[Items from an interface collection]
- - - -

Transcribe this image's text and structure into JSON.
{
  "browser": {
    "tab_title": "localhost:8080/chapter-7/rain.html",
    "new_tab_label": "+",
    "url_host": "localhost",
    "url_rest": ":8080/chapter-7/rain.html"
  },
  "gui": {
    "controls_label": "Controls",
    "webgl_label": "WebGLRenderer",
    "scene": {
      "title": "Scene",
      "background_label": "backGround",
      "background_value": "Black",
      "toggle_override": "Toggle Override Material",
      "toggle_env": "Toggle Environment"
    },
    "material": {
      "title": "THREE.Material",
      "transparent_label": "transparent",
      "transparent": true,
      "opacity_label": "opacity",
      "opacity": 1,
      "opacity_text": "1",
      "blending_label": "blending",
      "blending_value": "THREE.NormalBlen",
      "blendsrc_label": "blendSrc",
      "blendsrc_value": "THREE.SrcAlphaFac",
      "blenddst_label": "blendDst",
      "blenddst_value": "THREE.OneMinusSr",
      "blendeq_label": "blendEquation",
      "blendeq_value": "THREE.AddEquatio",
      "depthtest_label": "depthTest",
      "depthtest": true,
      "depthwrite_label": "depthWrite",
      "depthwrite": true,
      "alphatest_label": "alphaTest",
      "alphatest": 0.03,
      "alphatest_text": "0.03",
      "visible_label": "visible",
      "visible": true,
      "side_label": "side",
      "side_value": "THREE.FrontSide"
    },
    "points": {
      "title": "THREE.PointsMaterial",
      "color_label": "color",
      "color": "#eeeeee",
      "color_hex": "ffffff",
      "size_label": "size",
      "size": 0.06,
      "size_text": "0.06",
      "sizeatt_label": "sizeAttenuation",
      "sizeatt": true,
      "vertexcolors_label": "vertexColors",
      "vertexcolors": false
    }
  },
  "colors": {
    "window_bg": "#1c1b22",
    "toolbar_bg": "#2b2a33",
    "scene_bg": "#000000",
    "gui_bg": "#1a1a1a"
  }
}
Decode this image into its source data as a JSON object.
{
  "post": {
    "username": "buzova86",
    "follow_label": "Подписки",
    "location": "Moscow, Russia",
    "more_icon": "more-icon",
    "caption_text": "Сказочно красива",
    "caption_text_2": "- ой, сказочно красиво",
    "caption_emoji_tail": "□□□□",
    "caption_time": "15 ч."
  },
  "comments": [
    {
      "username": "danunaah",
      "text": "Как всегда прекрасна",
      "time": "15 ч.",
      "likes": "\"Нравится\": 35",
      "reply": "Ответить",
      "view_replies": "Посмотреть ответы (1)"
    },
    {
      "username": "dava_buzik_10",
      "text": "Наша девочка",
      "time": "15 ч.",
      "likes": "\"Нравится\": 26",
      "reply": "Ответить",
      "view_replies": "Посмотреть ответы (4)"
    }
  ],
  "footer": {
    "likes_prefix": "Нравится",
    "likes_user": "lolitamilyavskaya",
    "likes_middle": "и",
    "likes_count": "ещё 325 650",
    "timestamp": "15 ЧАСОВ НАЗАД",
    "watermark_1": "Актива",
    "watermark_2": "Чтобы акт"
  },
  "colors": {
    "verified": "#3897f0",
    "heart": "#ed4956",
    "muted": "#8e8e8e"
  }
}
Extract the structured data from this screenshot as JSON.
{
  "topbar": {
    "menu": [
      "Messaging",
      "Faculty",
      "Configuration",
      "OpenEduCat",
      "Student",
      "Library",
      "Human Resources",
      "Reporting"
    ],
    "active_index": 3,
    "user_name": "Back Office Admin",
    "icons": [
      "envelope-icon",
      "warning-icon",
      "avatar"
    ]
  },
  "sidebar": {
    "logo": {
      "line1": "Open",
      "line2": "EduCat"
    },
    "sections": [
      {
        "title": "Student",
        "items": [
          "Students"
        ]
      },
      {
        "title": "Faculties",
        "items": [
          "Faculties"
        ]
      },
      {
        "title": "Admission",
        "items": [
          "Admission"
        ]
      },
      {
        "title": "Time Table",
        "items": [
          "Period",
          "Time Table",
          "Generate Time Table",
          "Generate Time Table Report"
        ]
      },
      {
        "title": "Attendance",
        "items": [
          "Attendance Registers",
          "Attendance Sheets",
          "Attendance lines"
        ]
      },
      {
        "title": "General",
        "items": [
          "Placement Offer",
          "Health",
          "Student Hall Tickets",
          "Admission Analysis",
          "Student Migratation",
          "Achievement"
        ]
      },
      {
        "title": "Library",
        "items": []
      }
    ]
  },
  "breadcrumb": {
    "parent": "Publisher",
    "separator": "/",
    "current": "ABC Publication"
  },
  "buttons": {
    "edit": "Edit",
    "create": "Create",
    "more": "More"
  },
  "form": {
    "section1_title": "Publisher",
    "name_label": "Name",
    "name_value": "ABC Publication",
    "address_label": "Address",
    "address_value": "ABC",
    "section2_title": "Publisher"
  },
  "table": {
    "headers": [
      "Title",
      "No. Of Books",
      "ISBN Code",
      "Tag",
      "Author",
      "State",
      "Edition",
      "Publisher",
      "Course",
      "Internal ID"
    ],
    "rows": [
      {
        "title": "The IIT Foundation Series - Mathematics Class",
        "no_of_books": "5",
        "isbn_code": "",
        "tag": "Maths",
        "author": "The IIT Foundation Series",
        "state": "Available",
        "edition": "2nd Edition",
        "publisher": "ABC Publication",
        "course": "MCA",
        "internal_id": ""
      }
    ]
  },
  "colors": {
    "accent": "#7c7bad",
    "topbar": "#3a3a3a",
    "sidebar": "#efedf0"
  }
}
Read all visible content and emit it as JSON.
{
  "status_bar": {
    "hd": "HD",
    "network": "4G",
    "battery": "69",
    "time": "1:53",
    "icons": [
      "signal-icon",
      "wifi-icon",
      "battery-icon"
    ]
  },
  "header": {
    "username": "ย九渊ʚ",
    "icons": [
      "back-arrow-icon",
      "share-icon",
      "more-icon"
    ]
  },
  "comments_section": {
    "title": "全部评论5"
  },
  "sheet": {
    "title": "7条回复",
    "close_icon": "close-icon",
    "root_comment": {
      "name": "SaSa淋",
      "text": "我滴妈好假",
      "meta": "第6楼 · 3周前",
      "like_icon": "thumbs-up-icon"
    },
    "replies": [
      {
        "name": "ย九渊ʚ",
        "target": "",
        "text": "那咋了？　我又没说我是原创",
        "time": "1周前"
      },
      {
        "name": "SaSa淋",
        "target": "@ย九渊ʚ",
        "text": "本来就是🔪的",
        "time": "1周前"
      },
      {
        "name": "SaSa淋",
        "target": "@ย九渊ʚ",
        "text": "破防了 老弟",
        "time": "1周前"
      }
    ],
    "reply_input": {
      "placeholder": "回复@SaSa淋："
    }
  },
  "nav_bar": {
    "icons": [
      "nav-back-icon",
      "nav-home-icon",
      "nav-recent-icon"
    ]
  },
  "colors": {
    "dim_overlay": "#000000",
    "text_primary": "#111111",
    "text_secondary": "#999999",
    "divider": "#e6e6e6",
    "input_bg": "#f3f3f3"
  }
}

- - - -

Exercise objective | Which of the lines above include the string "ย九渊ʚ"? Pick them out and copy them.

Finished task |
    "username": "ย九渊ʚ",
        "name": "ย九渊ʚ",
        "target": "@ย九渊ʚ",
        "target": "@ย九渊ʚ",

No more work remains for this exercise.